The New York Times review of the play Elephant Room opens with, "Penn and Teller, meet Wayne and Garth."

Now, I hate to be derivative right at the top of a review but for a play that's . . . well - derivative - maybe it's appropriate.

Elephant Room at the Kirk Douglas Theater is basically a magic show.

The three somewhat hapless performers are in a 'basement rec room of magic' that would look perfectly at home in Wayne's World. The male trio, who perform under the names Dennis Diamond, Louie Magic and Daryl Hannah, have wigs and fake teeth that perfectly match the brown shag rug and teal wood paneling. The conceit, as far as it goes, is that they are members of a secret society of magicians - the Elephant Room Society, Chapter Thirteen, Assembly 1009, from Patterson, New Jersey - to be specific. They are here to blow our minds with magic.

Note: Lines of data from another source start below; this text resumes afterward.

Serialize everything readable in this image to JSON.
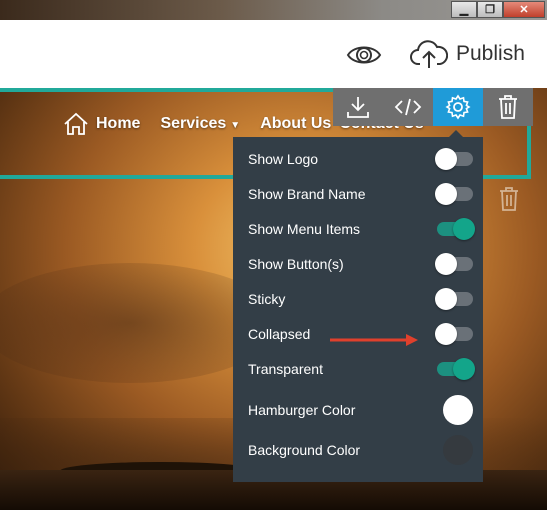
{
  "window": {
    "minimize": "▁",
    "maximize": "❐",
    "close": "✕"
  },
  "topbar": {
    "publish_label": "Publish"
  },
  "nav": {
    "items": [
      {
        "label": "Home"
      },
      {
        "label": "Services"
      },
      {
        "label": "About Us"
      },
      {
        "label": "Contact Us"
      }
    ]
  },
  "toolbar": {
    "active": "settings-button"
  },
  "settings": {
    "rows": [
      {
        "label": "Show Logo",
        "type": "toggle",
        "on": false
      },
      {
        "label": "Show Brand Name",
        "type": "toggle",
        "on": false
      },
      {
        "label": "Show Menu Items",
        "type": "toggle",
        "on": true
      },
      {
        "label": "Show Button(s)",
        "type": "toggle",
        "on": false
      },
      {
        "label": "Sticky",
        "type": "toggle",
        "on": false
      },
      {
        "label": "Collapsed",
        "type": "toggle",
        "on": false
      },
      {
        "label": "Transparent",
        "type": "toggle",
        "on": true
      },
      {
        "label": "Hamburger Color",
        "type": "color",
        "color": "#ffffff"
      },
      {
        "label": "Background Color",
        "type": "color",
        "color": "#353a3f"
      }
    ]
  },
  "colors": {
    "teal": "#21a99a",
    "active_tool": "#1f9bd8",
    "panel": "#333e47",
    "arrow": "#e0402c"
  }
}
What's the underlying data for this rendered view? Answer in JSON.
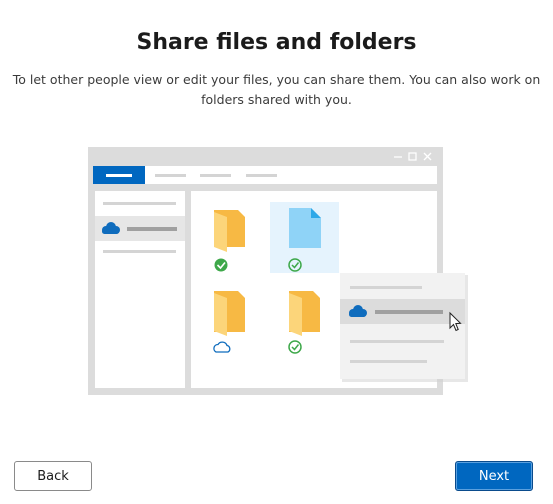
{
  "page": {
    "title": "Share files and folders",
    "subtitle": "To let other people view or edit your files, you can share them. You can also work on folders shared with you."
  },
  "buttons": {
    "back_label": "Back",
    "next_label": "Next"
  },
  "colors": {
    "accent": "#0067c0",
    "folder": "#f7b944",
    "success": "#3ea84a",
    "onedrive": "#0f6cbd",
    "file_highlight": "#e5f3fd"
  },
  "illustration": {
    "icons": [
      "onedrive-cloud-icon",
      "folder-icon",
      "file-icon",
      "checkmark-icon",
      "cloud-icon",
      "mouse-cursor-icon"
    ]
  }
}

Now the challenge with magic shows is they are really just a series of tricks. Somehow you've got to fill the time between the illusions, between the 'wow moments'. Great magicians, and great theater makers, find a way to make the setup as impressive as the trick.

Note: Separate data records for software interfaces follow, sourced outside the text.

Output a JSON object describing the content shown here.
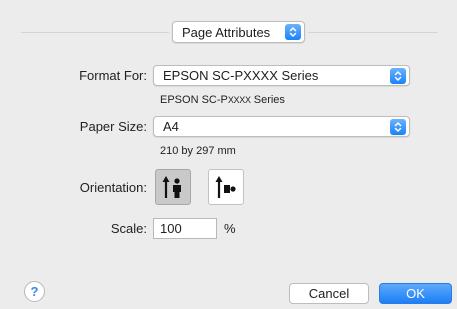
{
  "header": {
    "popup_value": "Page Attributes"
  },
  "format_for": {
    "label": "Format For:",
    "value": "EPSON SC-PXXXX Series",
    "detail_prefix": "EPSON SC-P",
    "detail_model": "XXXX",
    "detail_suffix": "Series"
  },
  "paper_size": {
    "label": "Paper Size:",
    "value": "A4",
    "dimensions": "210 by 297 mm"
  },
  "orientation": {
    "label": "Orientation:",
    "selected": "portrait",
    "options": [
      "portrait-orientation-icon",
      "landscape-orientation-icon"
    ]
  },
  "scale": {
    "label": "Scale:",
    "value": "100",
    "unit": "%"
  },
  "footer": {
    "help": "?",
    "cancel_label": "Cancel",
    "ok_label": "OK"
  },
  "colors": {
    "accent": "#1a82fb",
    "background": "#ececec"
  }
}
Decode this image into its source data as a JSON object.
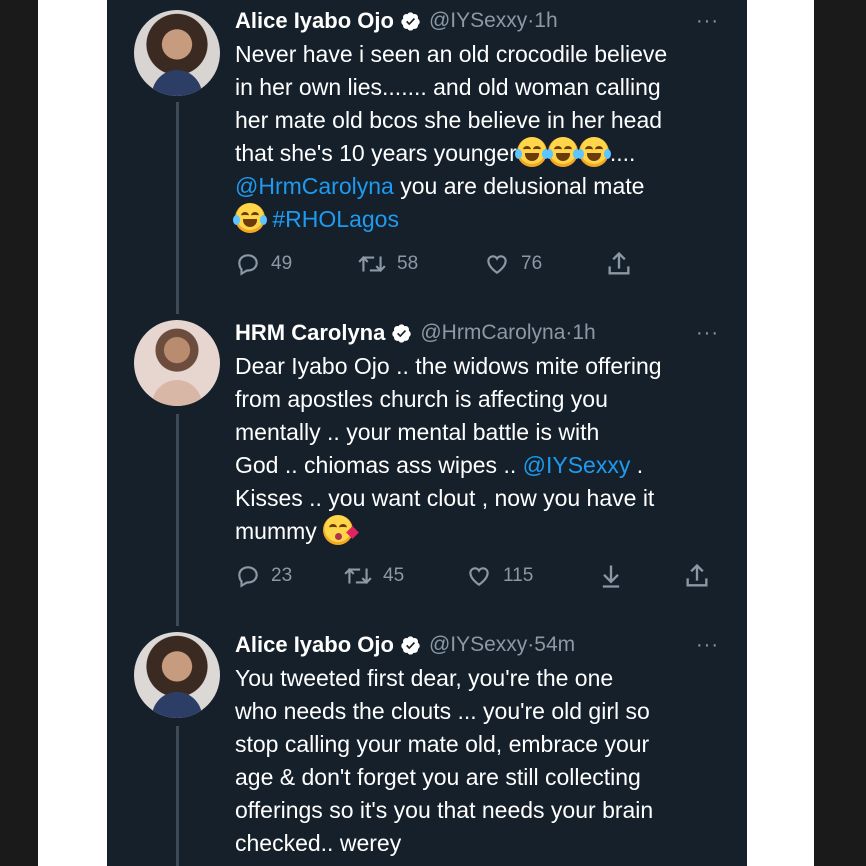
{
  "tweets": [
    {
      "name": "Alice Iyabo Ojo",
      "handle": "@IYSexxy",
      "time": "1h",
      "more": "···",
      "lines": [
        "Never have i seen an old crocodile believe",
        "in her own lies....... and old woman calling",
        "her mate old bcos she believe in her head",
        "that she's 10 years younger",
        "....",
        "@HrmCarolyna",
        " you are delusional mate",
        "#RHOLagos"
      ],
      "replies": "49",
      "retweets": "58",
      "likes": "76"
    },
    {
      "name": "HRM Carolyna",
      "handle": "@HrmCarolyna",
      "time": "1h",
      "more": "···",
      "lines": [
        "Dear Iyabo Ojo .. the widows mite offering",
        "from apostles church is affecting you",
        "mentally .. your mental battle is with",
        "God .. chiomas ass wipes .. ",
        "@IYSexxy",
        " .",
        "Kisses .. you want clout , now you have it",
        "mummy"
      ],
      "replies": "23",
      "retweets": "45",
      "likes": "115"
    },
    {
      "name": "Alice Iyabo Ojo",
      "handle": "@IYSexxy",
      "time": "54m",
      "more": "···",
      "lines": [
        "You tweeted first dear, you're the one",
        "who needs the clouts ... you're old girl so",
        "stop calling your mate old, embrace your",
        "age & don't forget you are still collecting",
        "offerings so it's you that needs your brain",
        "checked.. werey"
      ]
    }
  ],
  "separator": " · ",
  "colors": {
    "background": "#15202b",
    "text": "#ffffff",
    "muted": "#8b98a5",
    "link": "#1d9bf0",
    "verified": "#ffffff"
  },
  "icons": [
    "verified-icon",
    "reply-icon",
    "retweet-icon",
    "like-icon",
    "share-icon",
    "download-icon",
    "more-icon",
    "tears-of-joy-emoji",
    "kissing-heart-emoji"
  ]
}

Steve Cuiffo, Trey Lyford and Geoff Sobelle, who created the play, rely on disguising virtuosity as clumsy, awkward amateurism. It's a device that's almost become a sub-genre of hipster theater. The recipe goes something like this: Present a group of somewhat clueless but likable characters. Create a performance style that's casual, kitschy, and really accessible. Throw in a retro soundtrack and speak directly to the audience while incorporating a knowing wink at the form itself, verging on parody. Hide behind all this a physical virtuosity that, hopefully, ties the whole thing together.

If you caught the Rude Mechs' show, The Method Gun, at the Kirk Douglas last year - you know exactly what I'm talking about. But where The Method Gun added up to something clever and moving, the setup for the "Elephant Room" feels borrowed and like a ... setup. The tricks are strung together with the loosest of transitions.

The magic is fun and at times impressive. It's probably not as astounding as a good night at the Magic Castle but there's a gag with grape Kool Aid, glitter and the Dalai Lama that's a hoot. And behind the prosthetic teeth, this trio are really wonderful clowns.

The trouble is the 75-minute show never really adds up to anything. We don't really learn anything about these three men or what brought them together. Their relationships are more clever costuming than character studies. The Elephant Room Society is just a cool set rather than a mystery whose secrets we get to explore. And while there's talk of the 'nature of illusion', it doesn't gel into a bigger idea.

Which is too bad because the audience was ready to be amazed.

Elephant Room plays at the Kirk Douglas Theater in Culver City through September 16.

This is Anthony Byrnes Opening The Curtain on LA Theater for KCRW.

Run time: 75 minutes without an intermission.

Banner image: (L-R) Dennis Diamond, Louis Magic and Daryl Hanna in Elephant Room. Photo by Craig Schwartz